Sunday, December 15, 2013

"American Memories" by Shamus M'Cool

Song#:  0656
Date:  07/04/1981
Debut:  90
Peak:  80
Weeks:  3
Genre:  Pop

Pop Bits:  Shamus M'Cool was the stage name of stand-up comedian Richard Doyle. M'Cool was also a musician and songwriter who had a small holiday chart hit in 1973 with "Santa's Little Helper, Dingo." With a style that leaned toward country, M'Cool wrote this nostalgic song and had it printed on his own Perception label. It spent a few short weeks on the chart and dropped off. However, the actual 45 and lore around it has lived on far past its minor chart history. So why am I giving this low-rated song a Spotlight? Because of it's interesting history (see below).

ReduxReview:  I really don't care for songs like this. You know - fondly (or not so fondly) remembering past times and events and wrapping it all up in an American flag complete with Velveeta music. Yeah, there have been hard times and good times and America rocks, but I just don't need it blathered to me in a song. At an old job, I used to get demo tapes and there were several that sounded just like this. They would usually surface when the country was going through some difficult political times and many focused on how great everything was back in the day but that we are now on the road to hell. At least this one doesn't go that far. On rare occasions this theme can be effective if done well. Unfortunately, I don't think this is one of them.

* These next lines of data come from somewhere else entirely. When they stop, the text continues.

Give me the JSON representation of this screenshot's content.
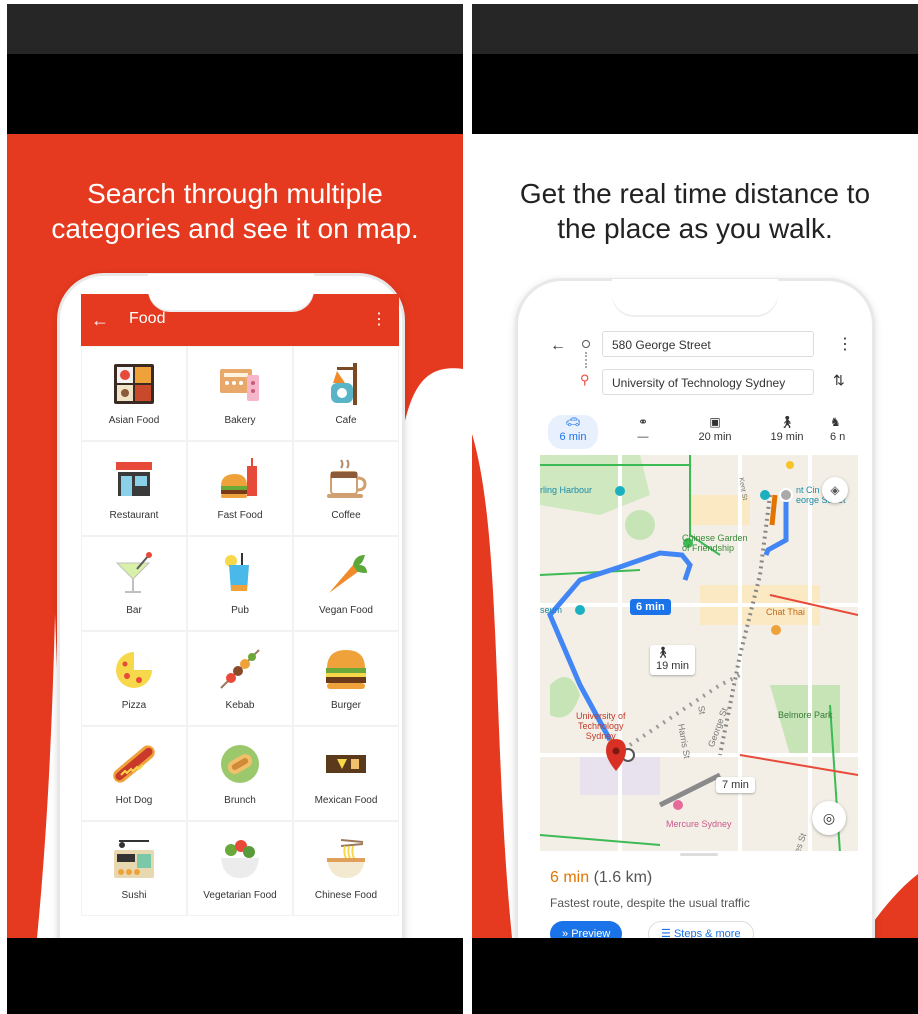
{
  "left_screen": {
    "headline": [
      "Search through multiple",
      "categories and see it on map."
    ],
    "app_bar": {
      "back_icon": "←",
      "title": "Food",
      "menu_icon": "⋮"
    },
    "categories": [
      {
        "label": "Asian Food",
        "icon": "bento-icon"
      },
      {
        "label": "Bakery",
        "icon": "bakery-icon"
      },
      {
        "label": "Cafe",
        "icon": "cafe-sign-icon"
      },
      {
        "label": "Restaurant",
        "icon": "restaurant-icon"
      },
      {
        "label": "Fast Food",
        "icon": "fast-food-icon"
      },
      {
        "label": "Coffee",
        "icon": "coffee-icon"
      },
      {
        "label": "Bar",
        "icon": "cocktail-icon"
      },
      {
        "label": "Pub",
        "icon": "drink-icon"
      },
      {
        "label": "Vegan Food",
        "icon": "carrot-icon"
      },
      {
        "label": "Pizza",
        "icon": "pizza-icon"
      },
      {
        "label": "Kebab",
        "icon": "kebab-icon"
      },
      {
        "label": "Burger",
        "icon": "burger-icon"
      },
      {
        "label": "Hot Dog",
        "icon": "hot-dog-icon"
      },
      {
        "label": "Brunch",
        "icon": "brunch-icon"
      },
      {
        "label": "Mexican Food",
        "icon": "mexican-icon"
      },
      {
        "label": "Sushi",
        "icon": "sushi-icon"
      },
      {
        "label": "Vegetarian Food",
        "icon": "salad-icon"
      },
      {
        "label": "Chinese Food",
        "icon": "noodles-icon"
      }
    ],
    "colors": {
      "brand": "#e53a1f"
    }
  },
  "right_screen": {
    "headline": [
      "Get the real time distance to",
      "the place as you walk."
    ],
    "route": {
      "origin": "580 George Street",
      "destination": "University of Technology Sydney"
    },
    "modes": [
      {
        "icon": "car-icon",
        "value": "6 min"
      },
      {
        "icon": "motorbike-icon",
        "value": "—"
      },
      {
        "icon": "transit-icon",
        "value": "20 min"
      },
      {
        "icon": "walk-icon",
        "value": "19 min"
      },
      {
        "icon": "cycle-icon",
        "value": "6 n"
      }
    ],
    "map_labels": {
      "harbour": "rling Harbour",
      "garden": "Chinese Garden of Friendship",
      "garden_line1": "Chinese Garden",
      "garden_line2": "of Friendship",
      "george": "nt Cin",
      "george2": "eorge Street",
      "chat": "Chat Thai",
      "museum": "seum",
      "belmore": "Belmore Park",
      "uni1": "University of",
      "uni2": "Technology",
      "uni3": "Sydney",
      "mercure": "Mercure Sydney",
      "george_st": "George St",
      "harris_st": "Harris St",
      "road_st": "St",
      "kent_st": "Kent St",
      "es_st": "es St",
      "badge_drive": "6 min",
      "badge_walk": "19 min",
      "badge_other": "7 min"
    },
    "summary": {
      "time": "6 min",
      "distance": "(1.6 km)",
      "note": "Fastest route, despite the usual traffic",
      "preview_label": "Preview",
      "steps_label": "Steps & more"
    },
    "colors": {
      "route": "#4285f4",
      "accent": "#e37400"
    }
  }
}
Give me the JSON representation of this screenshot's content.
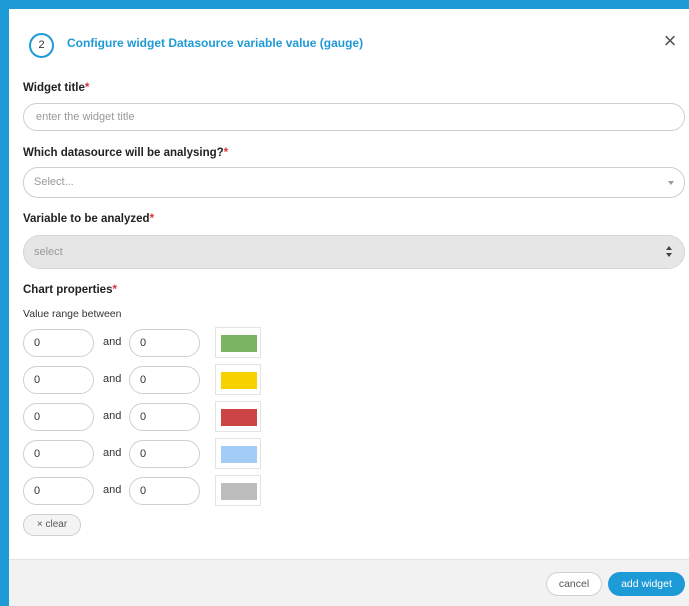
{
  "dialog": {
    "step_number": "2",
    "title": "Configure widget Datasource variable value (gauge)",
    "close_glyph": "×"
  },
  "widget_title": {
    "label": "Widget title",
    "required_mark": "*",
    "placeholder": "enter the widget title",
    "value": ""
  },
  "datasource": {
    "label": "Which datasource will be analysing?",
    "required_mark": "*",
    "selected": "Select..."
  },
  "variable": {
    "label": "Variable to be analyzed",
    "required_mark": "*",
    "selected": "select"
  },
  "chart_properties": {
    "label": "Chart properties",
    "required_mark": "*",
    "range_label": "Value range between",
    "and_text": "and",
    "ranges": [
      {
        "from": "0",
        "to": "0",
        "color": "#7cb561"
      },
      {
        "from": "0",
        "to": "0",
        "color": "#f7d100"
      },
      {
        "from": "0",
        "to": "0",
        "color": "#cc4444"
      },
      {
        "from": "0",
        "to": "0",
        "color": "#a3cdf7"
      },
      {
        "from": "0",
        "to": "0",
        "color": "#bdbdbd"
      }
    ],
    "clear_label": "clear",
    "clear_icon": "×"
  },
  "footer": {
    "cancel_label": "cancel",
    "add_label": "add widget"
  },
  "colors": {
    "accent": "#1e9ad6",
    "required": "#d9313a"
  }
}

ReduxRating:  1/10

Trivia:  This record has an interesting history and I'll see if I can sum it up succinctly. M'Cool wrote and recorded this tune and got it pressed to a 45 with the b-side being "American Humor," which was 6 minutes of his stand-up show. The story goes that perhaps as little as ten 45s were printed and M'Cool delivered these to major market radio stations, especially around L.A., to get airplay. He thought for sure the song would be a hit. There were program directors who did put the song on their playlists (part of chart methodology then) and it allowed the song to reach the chart without ever selling a single copy in a store (since none were made for retail distribution). Unfortunately, the PD's either went on vacation or other things happened and the support they provided for the single quickly disappeared, as did the song. This all might have ended there except for two factors - it was on the Billboard chart and barely any copies exist. For record collectors, this makes the item an elusive treasure. It doesn't even have to be a good song. Just the fact it was a chart single and is very rare is lure enough. And indeed it has been a highly sought after item. Apparently, one went up for auction on eBay a few years ago and it fetched $2,000. And even though you can hear the song on various sites (like above), it's the actual physical item that is still highly collectable. It has been said that M'Cool was very upset about what happened (or didn't happen) with his song and it was a bitter subject. Unfortunately M'Cool never really got to see all the interest his wanna-be hit single finally generated as he died in 1990. So if you are ever looking through old 45 record bins, remember this title!



  1. Count me in as owning one of the 10 copies - and yes, that's more or less the story of Shamus M'Cool as I know it. Most people seem to think it's one of Joel Whitburn's famous plants in the Top 100 book but it's not. It exists. As does a full page ad in Billboard magazine. I also own the original contract Shamus signed to be on the Mike Douglass show. I suppose that means I probably own more from Shamus M'cool than anyone other than family members. :) And yes, it's a dreadful tune.

    1. That is awesome that you have the record and other artifacts! And because the song stank, it makes that stuff all the better. Had it been a simple, okay, middling chart thing, no one would have cared. But it kind of became legendary. One of the decade's worst, yet most fascinating songs.

    2. Seamus McCool. Real name Richard “dicky” Doyle. Was my uncle my mother‘s brother. I was just telling my daughters about him and decided to do a quick Google search on him and Im happy to see that his memory lives on!

    3. What issue of Billboard features the full-page ad?

    4. The full page add is in the July 25, 1981, edition on page 11. Then later in the December 12th issue on page 9 there is a smaller "thank you" ad from the record label.

  2. Oh - mr. Nephew of Shamus? Any chance you could verify some of the validity of the story? How many copies were made? How did this record actually end up charting? Is the story as is, correct? This may be the closest anyone has come to knowing the full truth!